Finally, I have two Firestorms in the deck to act as finishers as well. With cards constantly coming back into my hand, it is not hard at all to cast a Firestorm for seven or more damage to take out a table.
As usual with my decks, though, this one comes with a warning: Jokulhaups and Obliterate are not player-friendly cards! Some tables don’t even allow their use, and no one enjoys it when you play them. But at least the game is usually over in three turns after you cast it, so it’s not like the games drag on for hours! Still, I wouldn’t break this deck out very often – but it is great for those times when you’ve just gotta get your fix of total domination.
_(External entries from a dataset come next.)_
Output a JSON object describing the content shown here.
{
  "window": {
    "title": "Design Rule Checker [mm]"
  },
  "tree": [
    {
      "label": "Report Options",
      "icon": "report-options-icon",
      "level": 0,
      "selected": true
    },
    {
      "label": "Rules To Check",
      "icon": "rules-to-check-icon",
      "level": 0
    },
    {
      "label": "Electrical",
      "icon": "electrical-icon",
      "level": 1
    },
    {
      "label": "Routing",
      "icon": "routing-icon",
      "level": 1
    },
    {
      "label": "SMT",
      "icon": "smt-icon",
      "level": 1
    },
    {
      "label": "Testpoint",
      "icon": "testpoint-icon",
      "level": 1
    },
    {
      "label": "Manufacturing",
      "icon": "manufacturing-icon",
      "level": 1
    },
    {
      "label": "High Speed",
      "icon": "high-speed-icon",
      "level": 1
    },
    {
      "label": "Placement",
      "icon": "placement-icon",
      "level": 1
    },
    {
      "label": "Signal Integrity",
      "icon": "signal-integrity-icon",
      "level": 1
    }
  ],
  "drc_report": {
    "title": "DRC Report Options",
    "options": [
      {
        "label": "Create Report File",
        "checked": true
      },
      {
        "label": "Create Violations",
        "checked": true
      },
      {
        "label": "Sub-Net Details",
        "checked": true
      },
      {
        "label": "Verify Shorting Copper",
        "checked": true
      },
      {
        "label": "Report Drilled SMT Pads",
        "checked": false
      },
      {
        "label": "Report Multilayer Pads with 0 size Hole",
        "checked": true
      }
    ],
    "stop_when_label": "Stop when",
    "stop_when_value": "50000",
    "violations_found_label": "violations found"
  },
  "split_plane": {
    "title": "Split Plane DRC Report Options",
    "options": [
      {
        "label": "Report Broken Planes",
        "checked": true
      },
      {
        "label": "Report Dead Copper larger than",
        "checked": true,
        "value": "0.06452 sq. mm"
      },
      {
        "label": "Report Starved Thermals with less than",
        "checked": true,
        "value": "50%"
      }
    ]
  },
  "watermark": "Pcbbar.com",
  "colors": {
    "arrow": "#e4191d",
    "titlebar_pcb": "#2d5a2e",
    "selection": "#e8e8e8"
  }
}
This is the only deck that I have ever built that is undefeated! I’ve only played it about a dozen times, though, and I’ve yet to run into Feldon’s Cane, Tormod’s Crypt or Withered Wretch (or any hoser enchantments), so take that claim with a grain of salt. If you play this deck and have trouble winning, however, don’t be afraid to stick in four Nevinyrral’s Disks or even Apocalypses and Decrees of Annihilation! If you are going to push a theme, mise well max it out!
* – Yes, this is an actual quote from an actual e-mail. Say what you want, send flames or any other criticisms but please, don’t threaten anyone with violence. I won’t tolerate it, and it is a federal crime.